Not all dams can be stopped. After a decades-long fight against the Three Gorges Dam in China, the floodgates closed and the water flooded the centuries-old cultural hearth of the Three Gorges Valley. The monolith created a 365-miles long reservoir (as long as mainland Greece), and displaced over one million people.

What can activists do when the dam is built, and the floodwaters rise? How do they recover from setbacks, survive defeat, and find inspiration?

Hass says that poetry and art can help activists with the bigger picture. He has talked to watershed managers who said they get so involved with their campaigns that they forget why they’re doing the work in the first place. Poetry can help remind them.

“Activists, like everybody else, need to find ways to be reflective,” said Snyder, “to look at the full frame, to be open and creative and not always caught in a single-minded linear focus. You have to step back and smell the breeze. Part of that comes with going for walks, watching birds, running a river. You can also get that perspective from looking at art, dancing, or reading poetry.”

The day ended with a late lunch and poetry reading. In wet clothes and hair like mergansers, Hass and Snyder read new, unpublished poems to a small group of activists on the banks of the American River.

“It will be the local people, the watershed people, who will prove to be the last and possibly most effective line of defense,” Snyder said in Coming in to the Watershed.

Our future depends on the watershed people, and that goes for poets as well as activists. Win or lose, they are our best line of defense.

Lori Pottinger and Aleta George at the International Rivers 2012 Day of Action for Rivers event
Lori Pottinger and Aleta George at the International Rivers 2012 Day of Action for Rivers event
Ian Elwood

Journalist Aleta George is a former staff member of International Rivers. She attended the First International Meeting of People affected by Dams in Curitiba, Brazil, where the International Day of Action for Rivers was established.

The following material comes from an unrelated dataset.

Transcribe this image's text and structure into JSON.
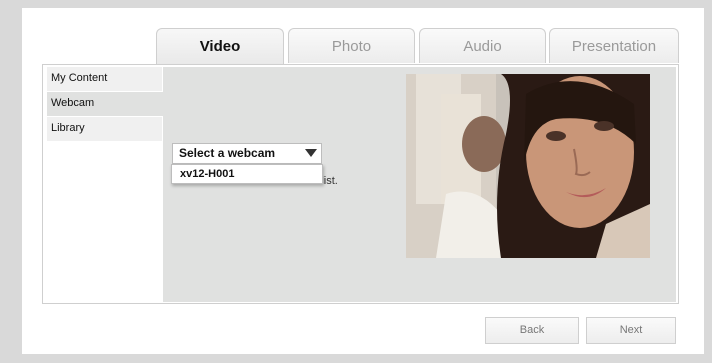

This essay first appeared in Divide: Creative Responses to Contemporary Social Questions, Issue #3, Art and Politics, September 2005, University of Colorado at Boulder. It was updated March 2013.